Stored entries

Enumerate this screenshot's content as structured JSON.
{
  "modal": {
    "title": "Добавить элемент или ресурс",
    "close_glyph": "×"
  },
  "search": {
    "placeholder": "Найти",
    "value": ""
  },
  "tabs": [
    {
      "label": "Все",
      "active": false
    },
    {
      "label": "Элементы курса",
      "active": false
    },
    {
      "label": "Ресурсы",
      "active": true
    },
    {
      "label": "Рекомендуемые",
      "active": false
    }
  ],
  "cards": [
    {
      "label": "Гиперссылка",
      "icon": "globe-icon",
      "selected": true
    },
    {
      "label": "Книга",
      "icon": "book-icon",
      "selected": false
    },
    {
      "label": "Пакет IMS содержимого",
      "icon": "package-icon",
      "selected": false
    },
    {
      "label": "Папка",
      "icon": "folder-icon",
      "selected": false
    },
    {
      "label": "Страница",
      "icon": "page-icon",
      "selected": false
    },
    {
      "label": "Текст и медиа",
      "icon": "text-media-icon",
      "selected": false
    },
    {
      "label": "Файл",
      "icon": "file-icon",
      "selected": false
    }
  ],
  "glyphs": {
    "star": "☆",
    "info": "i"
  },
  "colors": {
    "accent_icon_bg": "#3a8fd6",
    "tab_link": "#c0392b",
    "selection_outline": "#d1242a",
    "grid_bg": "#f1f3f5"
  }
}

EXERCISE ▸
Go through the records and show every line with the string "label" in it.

OUTPUT FOR THIS TASK ▸
      "label": "Все",
      "label": "Элементы курса",
      "label": "Ресурсы",
      "label": "Рекомендуемые",
      "label": "Гиперссылка",
      "label": "Книга",
      "label": "Пакет IMS содержимого",
      "label": "Папка",
      "label": "Страница",
      "label": "Текст и медиа",
      "label": "Файл",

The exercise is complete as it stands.